  • Students cannot take the higher level programme without first having successfully completed the lower level programmes. For example in order to take the PG Diploma, you must have completed and passed the PG Certificate programme.

Requirements for the PGCert:

Requirements for the PGDip:

  • Successful completion of the PGCert in Mindfulness-Based Cognitive Therapies and Approaches and agreement from the programme lead to progress
  • A professional qualification:
    • A health / mental health professional qualification and/or,
    • A counselling/psychotherapy qualification with appropriate certification and/or,
    • A complementary health practitioners qualification with appropriate certification and/or,
    • Another professional qualification with appropriate certification e.g. teaching qualification
  • Minimum of 2 years of post-qualification experience
  • Some relevant experience as a group facilitator
  • Knowledge and experience of the populations to which the mindfulness-based approach will be delivered, including experience of teaching, therapeutic or other care provision with groups and individuals.
  • A commitment to a personal mindfulness practice through daily formal and informal practice

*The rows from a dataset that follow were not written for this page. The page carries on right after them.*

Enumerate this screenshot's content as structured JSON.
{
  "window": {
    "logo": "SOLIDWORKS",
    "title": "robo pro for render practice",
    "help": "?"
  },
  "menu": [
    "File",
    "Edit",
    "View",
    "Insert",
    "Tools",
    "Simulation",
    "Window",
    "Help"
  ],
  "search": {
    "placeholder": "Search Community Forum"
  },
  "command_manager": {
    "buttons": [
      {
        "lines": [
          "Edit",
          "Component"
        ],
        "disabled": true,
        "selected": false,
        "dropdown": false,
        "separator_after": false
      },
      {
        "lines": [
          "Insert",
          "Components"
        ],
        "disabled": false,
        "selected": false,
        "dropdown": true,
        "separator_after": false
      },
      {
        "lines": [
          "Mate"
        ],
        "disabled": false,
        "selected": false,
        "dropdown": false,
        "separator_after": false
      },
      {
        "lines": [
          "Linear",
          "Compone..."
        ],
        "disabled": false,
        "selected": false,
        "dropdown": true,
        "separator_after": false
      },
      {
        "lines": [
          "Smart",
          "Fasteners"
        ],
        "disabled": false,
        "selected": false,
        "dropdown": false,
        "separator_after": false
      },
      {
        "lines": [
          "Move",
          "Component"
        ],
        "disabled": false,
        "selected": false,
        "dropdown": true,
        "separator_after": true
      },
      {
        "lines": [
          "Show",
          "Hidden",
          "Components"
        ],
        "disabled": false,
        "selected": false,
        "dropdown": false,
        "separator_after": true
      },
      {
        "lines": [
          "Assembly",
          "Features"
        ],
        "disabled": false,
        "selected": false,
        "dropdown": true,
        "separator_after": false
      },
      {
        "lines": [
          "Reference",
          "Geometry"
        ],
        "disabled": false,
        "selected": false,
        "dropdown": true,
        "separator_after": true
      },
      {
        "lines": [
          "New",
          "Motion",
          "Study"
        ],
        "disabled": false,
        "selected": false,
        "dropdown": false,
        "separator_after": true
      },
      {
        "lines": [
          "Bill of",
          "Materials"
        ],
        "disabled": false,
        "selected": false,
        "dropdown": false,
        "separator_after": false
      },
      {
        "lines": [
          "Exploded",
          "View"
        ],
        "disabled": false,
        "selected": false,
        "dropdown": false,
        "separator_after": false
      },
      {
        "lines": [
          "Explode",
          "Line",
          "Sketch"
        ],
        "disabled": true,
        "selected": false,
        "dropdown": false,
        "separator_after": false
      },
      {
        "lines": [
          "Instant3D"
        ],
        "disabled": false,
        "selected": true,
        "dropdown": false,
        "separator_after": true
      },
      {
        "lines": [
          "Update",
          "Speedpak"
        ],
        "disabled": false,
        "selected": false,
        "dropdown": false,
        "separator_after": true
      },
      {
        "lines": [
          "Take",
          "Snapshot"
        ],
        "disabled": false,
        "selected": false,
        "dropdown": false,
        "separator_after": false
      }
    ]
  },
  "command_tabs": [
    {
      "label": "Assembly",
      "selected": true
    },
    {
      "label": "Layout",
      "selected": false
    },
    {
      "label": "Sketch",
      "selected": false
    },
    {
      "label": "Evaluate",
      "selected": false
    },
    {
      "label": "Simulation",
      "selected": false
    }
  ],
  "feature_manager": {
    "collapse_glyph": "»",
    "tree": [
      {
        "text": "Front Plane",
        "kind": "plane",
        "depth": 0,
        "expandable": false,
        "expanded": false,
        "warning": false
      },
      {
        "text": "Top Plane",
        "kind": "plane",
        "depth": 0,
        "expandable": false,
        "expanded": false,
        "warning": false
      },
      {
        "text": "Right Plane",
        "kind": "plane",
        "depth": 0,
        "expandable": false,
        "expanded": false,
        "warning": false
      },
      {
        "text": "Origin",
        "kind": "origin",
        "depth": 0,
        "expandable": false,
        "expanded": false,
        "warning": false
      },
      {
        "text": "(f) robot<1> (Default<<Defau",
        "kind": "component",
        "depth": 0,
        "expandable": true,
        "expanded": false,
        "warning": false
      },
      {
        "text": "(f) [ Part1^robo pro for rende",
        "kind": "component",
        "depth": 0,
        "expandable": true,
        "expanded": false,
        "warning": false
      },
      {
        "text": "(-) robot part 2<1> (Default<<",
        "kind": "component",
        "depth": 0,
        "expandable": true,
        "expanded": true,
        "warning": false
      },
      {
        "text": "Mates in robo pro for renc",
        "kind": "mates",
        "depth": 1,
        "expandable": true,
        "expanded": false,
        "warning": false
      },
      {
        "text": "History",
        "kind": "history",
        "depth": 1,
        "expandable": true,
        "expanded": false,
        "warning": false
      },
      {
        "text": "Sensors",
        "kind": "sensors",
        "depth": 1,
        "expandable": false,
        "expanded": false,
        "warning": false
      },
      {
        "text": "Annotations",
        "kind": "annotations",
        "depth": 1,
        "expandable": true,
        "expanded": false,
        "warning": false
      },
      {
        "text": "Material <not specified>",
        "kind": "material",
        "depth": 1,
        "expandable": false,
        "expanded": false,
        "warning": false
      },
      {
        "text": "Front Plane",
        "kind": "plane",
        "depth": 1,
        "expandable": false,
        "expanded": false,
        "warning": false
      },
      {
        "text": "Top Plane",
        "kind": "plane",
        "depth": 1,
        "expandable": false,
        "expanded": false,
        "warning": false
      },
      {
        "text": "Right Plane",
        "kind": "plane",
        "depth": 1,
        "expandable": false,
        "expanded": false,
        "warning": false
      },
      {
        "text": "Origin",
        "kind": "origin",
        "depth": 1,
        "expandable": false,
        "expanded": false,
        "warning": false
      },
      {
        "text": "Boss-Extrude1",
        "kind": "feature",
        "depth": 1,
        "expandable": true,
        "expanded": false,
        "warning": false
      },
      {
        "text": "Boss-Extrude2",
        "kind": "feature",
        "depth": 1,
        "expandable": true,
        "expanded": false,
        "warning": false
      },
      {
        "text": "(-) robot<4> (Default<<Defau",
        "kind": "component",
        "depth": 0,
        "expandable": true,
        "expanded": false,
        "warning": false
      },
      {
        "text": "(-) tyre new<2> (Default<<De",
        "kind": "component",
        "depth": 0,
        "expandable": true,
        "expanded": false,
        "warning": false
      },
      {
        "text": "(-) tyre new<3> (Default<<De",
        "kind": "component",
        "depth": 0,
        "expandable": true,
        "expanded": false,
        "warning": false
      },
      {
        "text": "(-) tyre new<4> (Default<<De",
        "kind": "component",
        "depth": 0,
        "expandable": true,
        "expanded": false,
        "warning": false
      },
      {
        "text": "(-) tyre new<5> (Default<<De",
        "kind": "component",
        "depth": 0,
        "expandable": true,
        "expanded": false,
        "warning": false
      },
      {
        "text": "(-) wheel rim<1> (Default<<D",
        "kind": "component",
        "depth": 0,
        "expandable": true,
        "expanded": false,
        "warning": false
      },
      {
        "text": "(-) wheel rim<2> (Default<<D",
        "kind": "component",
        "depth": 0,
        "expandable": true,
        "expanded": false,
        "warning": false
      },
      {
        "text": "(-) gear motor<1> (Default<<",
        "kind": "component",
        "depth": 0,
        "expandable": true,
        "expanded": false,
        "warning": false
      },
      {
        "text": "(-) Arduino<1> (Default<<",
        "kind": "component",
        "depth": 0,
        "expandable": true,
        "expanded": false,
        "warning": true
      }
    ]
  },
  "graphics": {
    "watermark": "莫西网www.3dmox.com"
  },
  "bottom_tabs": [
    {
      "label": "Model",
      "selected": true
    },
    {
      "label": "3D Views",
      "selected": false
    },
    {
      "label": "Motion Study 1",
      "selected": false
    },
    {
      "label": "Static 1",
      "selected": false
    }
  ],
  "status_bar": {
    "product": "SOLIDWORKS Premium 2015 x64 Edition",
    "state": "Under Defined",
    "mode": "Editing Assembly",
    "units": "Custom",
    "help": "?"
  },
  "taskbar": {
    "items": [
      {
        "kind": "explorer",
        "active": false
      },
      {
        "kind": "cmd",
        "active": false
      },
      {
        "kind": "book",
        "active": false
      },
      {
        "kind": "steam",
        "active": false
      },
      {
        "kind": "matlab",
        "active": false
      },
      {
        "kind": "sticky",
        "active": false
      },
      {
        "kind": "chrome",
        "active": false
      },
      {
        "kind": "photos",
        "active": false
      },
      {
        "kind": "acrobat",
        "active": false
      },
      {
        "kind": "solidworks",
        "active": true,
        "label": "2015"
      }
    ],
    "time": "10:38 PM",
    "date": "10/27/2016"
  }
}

How to apply

Applications

Students can progress through the three different levels of the Mindfulness programmes, starting with the PG Certificate and then moving onto the PG Diploma and lastly the MSc.

Students cannot take the higher level programme without first having successfully completed the lower level programmes. For example in order to take the MSc, you must have completed and passed the PG Certificate and PG Diploma programmes first.

If you require an application form please email mindfulness@exeter.ac.uk

Fees and funding

2019/20 start - Home/EU students (Part time)

PgCert: £4,850 per annum*
PgDip: £4,850 per annum*
MSc: £2,800

*Fees for the PgCert and PgDip are £9,700 to be paid over 2 years (£4,850 PA). The next intake for the PgCert is 2020/21.

Other fees

During the PG Cert year, you are required to attend both a four/five-day retreat at Gaia House. The cost of this is additional to the programme fee and will be set independently by Gaia House.

2020/21
4/5 day retreat (residential cost) TBC

Contact us

Programme administrator:

Christina Gkatzioli
Psychology,
College of Life and Environmental Sciences,
Washington Singer,
Room 001,
Perry Road,
EX4 4QG

Tel: +44 (0)1392 723122
Email: mindfulness@exeter.ac.uk

 

Clinical Education Development and Research (CEDAR) Ask a question Print course

This programme is delivered by Clinical Education, Development and Research (CEDAR): an applied psychological practice centre of excellence, focussed on training the new psychological therapies workforce of the future.